What a lot of people didn’t realize even at that time was that the 4-byte unicode characters in WordPress that makes those fun emoji’s happened also allows for Chinese, Japanese and Korean characters is important to making WordPress more global.
I had even played around with the development plugin Gary Pendergast was creating to solve this problem it was affectionately called x1f4a9 or 💩, I though this is cool, can I make this work on my local installation running trunk and oh my that Gary Pendergast is one funny dude.
Little did I know… Little did we all know…
Except for a couple people on the WordPress security team. No one really knew how important enabling emoji support were going to be to fixing the security with in WordPress until Andrew Nacin spoke at the recent Loop Conf.
I wasn’t able to attend Loop Conf in person but they had an amazing live stream which was completely free (major props organizers) and Nacin walks us through the Anatomy of a Critical Software Bug.
I had a hard time following the code in Nacin’s talk it was well over my head. Ryan D Sullivan tweet exemplifies this completely. But instead I tried following the story. As Nacin walks us through a two year journey to fix a vulnerability and it was a fascinating story.

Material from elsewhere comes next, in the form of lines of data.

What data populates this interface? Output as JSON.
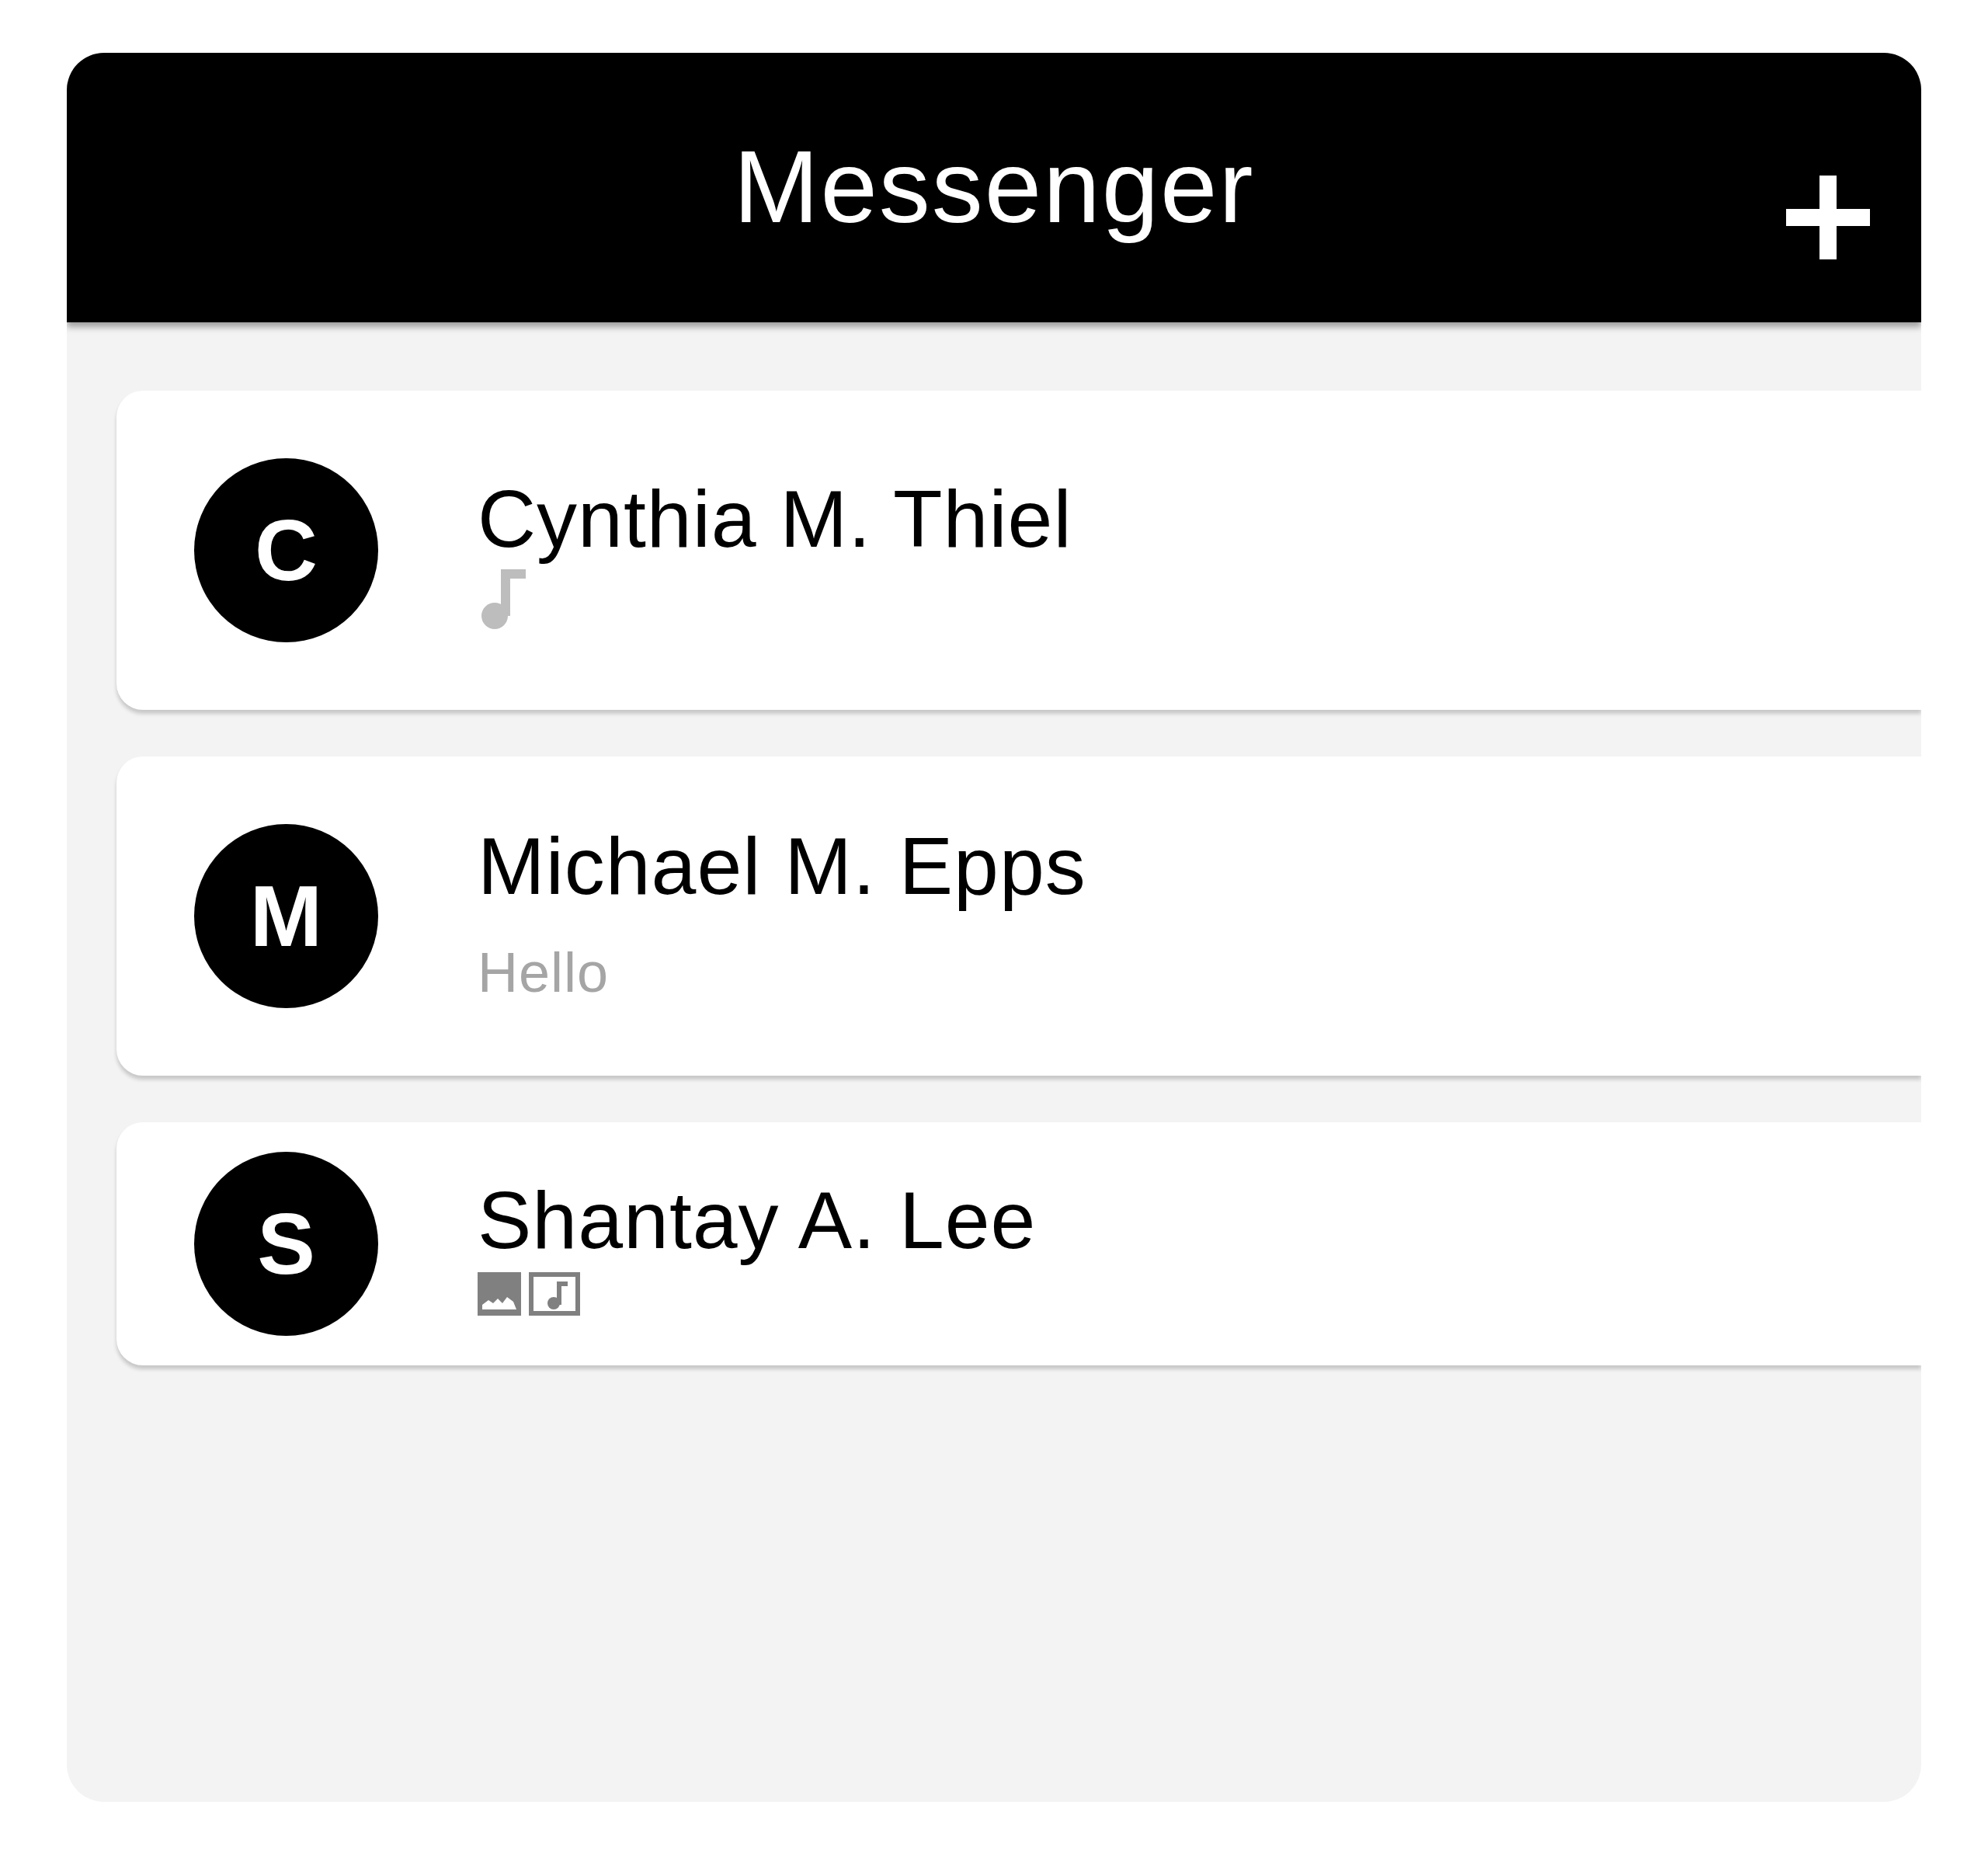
{
  "header": {
    "title": "Messenger"
  },
  "conversations": [
    {
      "avatar_letter": "C",
      "name": "Cynthia M. Thiel",
      "preview": {
        "kind": "audio"
      }
    },
    {
      "avatar_letter": "M",
      "name": "Michael M. Epps",
      "preview": {
        "kind": "text",
        "text": "Hello"
      }
    },
    {
      "avatar_letter": "S",
      "name": "Shantay A. Lee",
      "preview": {
        "kind": "attachments",
        "items": [
          {
            "kind": "image"
          },
          {
            "kind": "audio"
          }
        ]
      }
    }
  ]
}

A lot of patches in WordPress aren’t this hard… but they are similar rabbit holes of problem solving to make something better.